Positive and Negative Buzz from Week to Week
One question about The Ultimate Fighter's ratings that many readers have asked via e-mail is this: How does the quality of any given episode of TUF effect the ratings from week to week? The answer is that the positive buzz or negative buzz that is generated by a TV show does not generally effect the same week's ratings. Instead, it usually effects the following week's ratings, and this appears to be the case with TUF as well.
For example, let's take the uneventful, boring fight between Rashad Evans and Tom Murphy that was at the end of Episode Five. While some viewers undoubtedly changed the channel while the fight was in progress, television viewing patterns would suggest that those viewers were outnumbered by viewers who stuck around for most or all of the fight, and were generally displeased with the episode, and were far less likely to tune in to subsequent episodes as a result.
Getting viewers to tune in to a show is the biggest barrier for a TV show, in much the same way that getting customers into the store is the biggest barrier for a retailer like Best Buy. If a viewer is displeased with a TV show one week, he or she is far less likely to tune in the following week. If a viewer is very pleased with a TV show one week, that viewer is far more likely to tune in the following week and may also encourage other people to watch the show through word of mouth.
So, a boring fight on Episode Five doesn't really effect the rating for Episode Five all that much, but it could have a big effect on the rating for Episode Six. In much the same way, an exciting fight like Jason Von Flue vs. Jorge Gurgel on Episode Six doesn't really effect the rating for Episode Six all that much, but the buzz that it generates could have a positive impact on the rating for Episode Seven.

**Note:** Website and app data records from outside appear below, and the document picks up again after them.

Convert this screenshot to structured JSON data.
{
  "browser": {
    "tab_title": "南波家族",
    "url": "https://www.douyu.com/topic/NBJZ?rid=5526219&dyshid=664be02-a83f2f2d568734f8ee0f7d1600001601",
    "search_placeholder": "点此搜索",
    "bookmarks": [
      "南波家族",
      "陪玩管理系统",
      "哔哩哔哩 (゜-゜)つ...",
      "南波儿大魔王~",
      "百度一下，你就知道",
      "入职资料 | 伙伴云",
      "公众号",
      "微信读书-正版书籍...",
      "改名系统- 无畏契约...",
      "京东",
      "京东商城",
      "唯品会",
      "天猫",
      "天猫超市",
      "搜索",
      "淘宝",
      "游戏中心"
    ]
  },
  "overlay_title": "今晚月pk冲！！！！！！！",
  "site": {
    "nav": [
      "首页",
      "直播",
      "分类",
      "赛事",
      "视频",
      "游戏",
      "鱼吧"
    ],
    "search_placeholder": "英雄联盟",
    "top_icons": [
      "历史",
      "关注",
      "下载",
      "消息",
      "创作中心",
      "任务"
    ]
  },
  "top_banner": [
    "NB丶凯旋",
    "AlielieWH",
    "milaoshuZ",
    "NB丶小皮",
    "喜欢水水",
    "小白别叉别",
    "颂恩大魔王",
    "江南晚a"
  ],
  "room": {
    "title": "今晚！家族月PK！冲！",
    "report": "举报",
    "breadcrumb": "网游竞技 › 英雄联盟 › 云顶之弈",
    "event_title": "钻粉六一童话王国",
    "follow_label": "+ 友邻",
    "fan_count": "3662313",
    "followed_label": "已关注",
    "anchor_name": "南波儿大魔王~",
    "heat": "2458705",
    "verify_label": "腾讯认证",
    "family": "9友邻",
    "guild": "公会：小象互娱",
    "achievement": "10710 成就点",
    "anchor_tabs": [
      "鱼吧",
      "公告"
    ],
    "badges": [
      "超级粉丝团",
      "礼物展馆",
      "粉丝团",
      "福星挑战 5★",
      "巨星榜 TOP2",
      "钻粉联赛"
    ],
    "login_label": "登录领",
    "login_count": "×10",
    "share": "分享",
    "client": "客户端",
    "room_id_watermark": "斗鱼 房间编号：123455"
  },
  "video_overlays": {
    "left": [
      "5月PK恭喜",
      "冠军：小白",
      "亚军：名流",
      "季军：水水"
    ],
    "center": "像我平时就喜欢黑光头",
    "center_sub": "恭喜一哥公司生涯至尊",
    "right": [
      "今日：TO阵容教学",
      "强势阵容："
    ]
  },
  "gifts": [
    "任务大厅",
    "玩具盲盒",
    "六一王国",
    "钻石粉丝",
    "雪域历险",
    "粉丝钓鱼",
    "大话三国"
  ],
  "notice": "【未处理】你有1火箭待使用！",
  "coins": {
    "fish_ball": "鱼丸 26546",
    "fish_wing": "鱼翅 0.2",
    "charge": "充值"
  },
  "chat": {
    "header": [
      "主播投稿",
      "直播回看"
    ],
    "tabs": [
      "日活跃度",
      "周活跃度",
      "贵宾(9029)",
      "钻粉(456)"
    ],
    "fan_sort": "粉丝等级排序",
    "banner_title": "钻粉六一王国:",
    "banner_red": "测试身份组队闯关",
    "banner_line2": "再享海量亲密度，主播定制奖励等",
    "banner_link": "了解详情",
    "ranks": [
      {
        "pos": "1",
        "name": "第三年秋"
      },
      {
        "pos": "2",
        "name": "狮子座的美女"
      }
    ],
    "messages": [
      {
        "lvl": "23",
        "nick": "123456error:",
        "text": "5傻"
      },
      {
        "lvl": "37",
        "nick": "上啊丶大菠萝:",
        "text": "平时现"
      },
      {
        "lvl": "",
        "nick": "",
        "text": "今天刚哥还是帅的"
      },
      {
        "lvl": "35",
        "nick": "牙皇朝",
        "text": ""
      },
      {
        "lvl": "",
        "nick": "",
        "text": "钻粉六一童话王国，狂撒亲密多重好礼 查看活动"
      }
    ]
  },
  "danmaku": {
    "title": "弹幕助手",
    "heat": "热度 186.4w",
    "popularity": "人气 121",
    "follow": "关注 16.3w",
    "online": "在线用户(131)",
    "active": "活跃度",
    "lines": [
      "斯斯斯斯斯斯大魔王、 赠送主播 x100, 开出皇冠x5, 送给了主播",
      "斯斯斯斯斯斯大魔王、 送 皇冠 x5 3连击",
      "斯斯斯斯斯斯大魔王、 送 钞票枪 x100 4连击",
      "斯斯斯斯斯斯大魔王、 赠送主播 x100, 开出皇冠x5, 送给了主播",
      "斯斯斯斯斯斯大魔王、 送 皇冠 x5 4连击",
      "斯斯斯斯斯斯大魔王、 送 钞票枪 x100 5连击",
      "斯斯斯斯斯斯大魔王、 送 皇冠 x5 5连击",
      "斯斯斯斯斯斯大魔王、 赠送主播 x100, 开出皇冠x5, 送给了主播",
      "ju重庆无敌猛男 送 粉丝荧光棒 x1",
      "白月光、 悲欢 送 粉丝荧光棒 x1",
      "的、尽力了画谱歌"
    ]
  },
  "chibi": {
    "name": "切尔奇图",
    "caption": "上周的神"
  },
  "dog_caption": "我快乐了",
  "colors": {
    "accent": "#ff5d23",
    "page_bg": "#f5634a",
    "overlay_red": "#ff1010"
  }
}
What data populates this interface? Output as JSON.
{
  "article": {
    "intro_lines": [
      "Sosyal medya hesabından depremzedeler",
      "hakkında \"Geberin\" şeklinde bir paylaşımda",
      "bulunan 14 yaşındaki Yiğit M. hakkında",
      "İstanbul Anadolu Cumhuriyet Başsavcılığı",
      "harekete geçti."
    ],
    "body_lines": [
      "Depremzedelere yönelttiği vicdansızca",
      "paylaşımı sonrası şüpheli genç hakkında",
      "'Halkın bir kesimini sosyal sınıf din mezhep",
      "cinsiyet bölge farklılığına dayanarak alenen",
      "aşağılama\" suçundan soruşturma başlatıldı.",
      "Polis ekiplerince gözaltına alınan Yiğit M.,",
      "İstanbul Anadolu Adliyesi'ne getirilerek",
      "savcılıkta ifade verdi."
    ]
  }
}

This concept passes the muster if you go through the first season of The Ultimate Fighter episode-by-episode and look at how each individual episode's quality tended to either positively or negatively impact the rating for the following episode. The peaks in the ratings came in the weeks after buzzworthy episodes, and the dips in the ratings came in the weeks after shows that had boring fights or were otherwise deemed uneventful.